Google Walking Directions

Google Maps is beta testing a new “walking directions” feature, Alex Chitu reports.  Apparently, it’s just being tested  out on a small number of randomly selected users.

Since I wasn’t among those selected, I was a bit dubious since I was unable to personally verify, let alone test, said service.  A quick search of another of Google’s products, its ubiquitous search service, revealed that  Caroline McCarthy couldn’t, either.  Doug Caverly, though, posts a screenshot.   The Inquisitr claims to have talked to people at Google and was told that “A random portion of users may see [the] walking directions experiment in Google Maps.”

For those living in the suburbs, the concept of “walking directions” is amusing.  If it’s close enough to walk to, you probably know how to get there.  Now that I’m working in DC, however, I’ve actually had several occasions where I needed to go somewhere in town where driving and parking would have been either frivolous or more trouble than it was worth, using Metro was slower than walking, and where the “Google Driving Directions” were certainly sending me along a circuitous route.  The prevalence of one-way streets and traffic circles adds substantial distance to a car trip that becomes a noticeable inconvenience when walking the same route.

via Techmeme

FILED UNDER: General, , , , , ,
James Joyner
About James Joyner
James Joyner is Professor and Department Head of Security Studies at Marine Corps University's Command and Staff College and a nonresident senior fellow at the Scowcroft Center for Strategy and Security at the Atlantic Council.
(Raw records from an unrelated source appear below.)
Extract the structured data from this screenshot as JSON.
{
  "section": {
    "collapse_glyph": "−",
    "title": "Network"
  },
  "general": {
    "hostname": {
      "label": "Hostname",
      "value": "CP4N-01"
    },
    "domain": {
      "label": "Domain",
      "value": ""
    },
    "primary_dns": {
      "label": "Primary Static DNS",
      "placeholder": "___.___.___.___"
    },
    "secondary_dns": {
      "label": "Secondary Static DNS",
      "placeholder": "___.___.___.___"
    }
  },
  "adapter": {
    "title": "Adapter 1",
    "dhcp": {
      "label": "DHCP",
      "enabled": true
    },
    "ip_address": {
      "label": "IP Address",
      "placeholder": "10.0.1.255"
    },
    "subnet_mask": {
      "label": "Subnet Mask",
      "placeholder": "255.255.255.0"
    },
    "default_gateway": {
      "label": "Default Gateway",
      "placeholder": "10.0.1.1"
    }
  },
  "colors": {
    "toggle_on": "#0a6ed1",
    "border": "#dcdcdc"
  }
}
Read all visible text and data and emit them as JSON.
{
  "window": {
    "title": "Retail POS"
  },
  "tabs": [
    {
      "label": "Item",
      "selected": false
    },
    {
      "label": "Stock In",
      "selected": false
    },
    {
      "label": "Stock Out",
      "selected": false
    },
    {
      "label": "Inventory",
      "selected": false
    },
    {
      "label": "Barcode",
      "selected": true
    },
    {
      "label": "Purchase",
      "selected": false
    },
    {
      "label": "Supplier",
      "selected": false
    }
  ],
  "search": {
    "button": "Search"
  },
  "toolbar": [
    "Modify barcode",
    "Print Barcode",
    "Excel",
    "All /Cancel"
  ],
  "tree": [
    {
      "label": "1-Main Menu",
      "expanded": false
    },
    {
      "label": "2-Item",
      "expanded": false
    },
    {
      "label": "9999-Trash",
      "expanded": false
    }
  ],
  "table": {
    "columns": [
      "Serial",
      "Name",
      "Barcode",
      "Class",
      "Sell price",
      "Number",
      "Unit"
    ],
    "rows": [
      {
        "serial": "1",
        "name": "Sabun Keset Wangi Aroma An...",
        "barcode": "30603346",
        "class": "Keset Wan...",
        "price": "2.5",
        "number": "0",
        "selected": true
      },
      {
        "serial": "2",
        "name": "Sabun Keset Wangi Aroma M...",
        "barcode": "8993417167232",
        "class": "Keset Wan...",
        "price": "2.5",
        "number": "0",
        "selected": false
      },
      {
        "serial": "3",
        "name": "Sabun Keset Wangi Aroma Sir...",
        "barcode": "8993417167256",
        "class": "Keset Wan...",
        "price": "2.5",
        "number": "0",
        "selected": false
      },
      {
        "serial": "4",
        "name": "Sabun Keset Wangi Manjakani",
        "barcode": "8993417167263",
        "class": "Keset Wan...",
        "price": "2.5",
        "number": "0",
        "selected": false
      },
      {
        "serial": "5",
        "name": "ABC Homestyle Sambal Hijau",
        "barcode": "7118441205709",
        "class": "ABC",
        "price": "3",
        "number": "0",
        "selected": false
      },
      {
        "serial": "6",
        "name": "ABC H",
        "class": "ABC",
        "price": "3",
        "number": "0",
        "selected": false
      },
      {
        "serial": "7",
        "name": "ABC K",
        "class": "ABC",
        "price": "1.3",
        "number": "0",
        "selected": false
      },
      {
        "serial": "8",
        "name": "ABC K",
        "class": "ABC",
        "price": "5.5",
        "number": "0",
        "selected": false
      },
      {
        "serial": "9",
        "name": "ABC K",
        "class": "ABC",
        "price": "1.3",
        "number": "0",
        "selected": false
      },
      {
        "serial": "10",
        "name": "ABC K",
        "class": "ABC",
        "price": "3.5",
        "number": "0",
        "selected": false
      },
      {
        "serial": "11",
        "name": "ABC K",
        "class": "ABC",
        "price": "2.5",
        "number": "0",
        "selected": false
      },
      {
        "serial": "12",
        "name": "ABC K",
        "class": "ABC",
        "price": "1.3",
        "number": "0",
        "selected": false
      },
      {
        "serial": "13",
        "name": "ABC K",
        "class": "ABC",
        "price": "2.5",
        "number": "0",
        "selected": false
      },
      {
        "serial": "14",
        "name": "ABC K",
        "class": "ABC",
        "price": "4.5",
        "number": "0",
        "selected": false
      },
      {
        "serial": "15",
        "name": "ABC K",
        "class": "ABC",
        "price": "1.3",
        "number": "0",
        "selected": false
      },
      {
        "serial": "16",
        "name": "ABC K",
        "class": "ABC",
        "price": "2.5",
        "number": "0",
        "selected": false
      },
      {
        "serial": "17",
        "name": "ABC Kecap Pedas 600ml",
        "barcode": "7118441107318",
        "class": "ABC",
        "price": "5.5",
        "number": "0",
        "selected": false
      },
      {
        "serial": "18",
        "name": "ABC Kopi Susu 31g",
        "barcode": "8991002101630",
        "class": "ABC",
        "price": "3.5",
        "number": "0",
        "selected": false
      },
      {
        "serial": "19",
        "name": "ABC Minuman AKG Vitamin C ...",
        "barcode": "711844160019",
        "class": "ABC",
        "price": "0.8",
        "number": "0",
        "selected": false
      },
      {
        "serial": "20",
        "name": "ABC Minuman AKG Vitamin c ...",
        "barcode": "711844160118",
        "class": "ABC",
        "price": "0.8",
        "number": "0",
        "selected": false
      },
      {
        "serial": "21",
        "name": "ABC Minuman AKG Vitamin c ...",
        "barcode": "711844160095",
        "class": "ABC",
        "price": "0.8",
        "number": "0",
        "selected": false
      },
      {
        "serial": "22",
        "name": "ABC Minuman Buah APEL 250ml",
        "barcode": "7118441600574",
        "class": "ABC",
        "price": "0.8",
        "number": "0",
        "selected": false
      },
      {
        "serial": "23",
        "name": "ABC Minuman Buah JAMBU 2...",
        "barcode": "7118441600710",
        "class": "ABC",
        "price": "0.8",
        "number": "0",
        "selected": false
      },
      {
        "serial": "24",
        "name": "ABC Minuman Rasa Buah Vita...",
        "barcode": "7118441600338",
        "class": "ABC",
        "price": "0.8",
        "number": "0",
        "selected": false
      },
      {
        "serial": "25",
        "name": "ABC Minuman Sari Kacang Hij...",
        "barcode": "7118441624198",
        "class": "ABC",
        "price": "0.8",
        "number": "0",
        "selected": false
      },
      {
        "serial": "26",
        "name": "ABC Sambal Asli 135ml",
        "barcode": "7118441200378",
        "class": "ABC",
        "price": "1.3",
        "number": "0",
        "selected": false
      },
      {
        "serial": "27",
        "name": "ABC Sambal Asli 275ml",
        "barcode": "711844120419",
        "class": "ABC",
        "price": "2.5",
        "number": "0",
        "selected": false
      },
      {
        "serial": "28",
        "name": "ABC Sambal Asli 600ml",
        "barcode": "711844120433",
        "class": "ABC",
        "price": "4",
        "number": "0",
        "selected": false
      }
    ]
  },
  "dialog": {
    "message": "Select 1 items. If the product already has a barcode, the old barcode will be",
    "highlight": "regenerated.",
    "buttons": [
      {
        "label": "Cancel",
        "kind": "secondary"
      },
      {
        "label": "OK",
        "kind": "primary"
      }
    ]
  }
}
He's a former Army officer and Desert Storm vet. Views expressed here are his own. Follow James on Twitter @DrJJoyner.

Comments

  1. Leviathan says:

    It seems like if it were walking distance, you could just look at the map on the Driving Directions and see the best way to go…

  2. Jeffrey W. Baker says:

    The problem with the driving direction is they often don’t account for roads which are OK for cars but are impassible to pedestrians. For example, an overpass over a freeway without a sidewalk.

    Recently I was in Portland and I set off walking from downtown to the southeast side, and it would have been useful for me to have known in advance that a particular bridge over the Willamette was not open to pedestrians. I had to hail a cab to cross that bridge!

  3. ptfe says:

    I wonder if this means they’re going to include things like cut-throughs (parks, parking lots, etc) and trails. Even the bare inclusion of trails would improve bike directions — generally constrained somewhere between walking and driving. It’s a good idea if they really are doing this.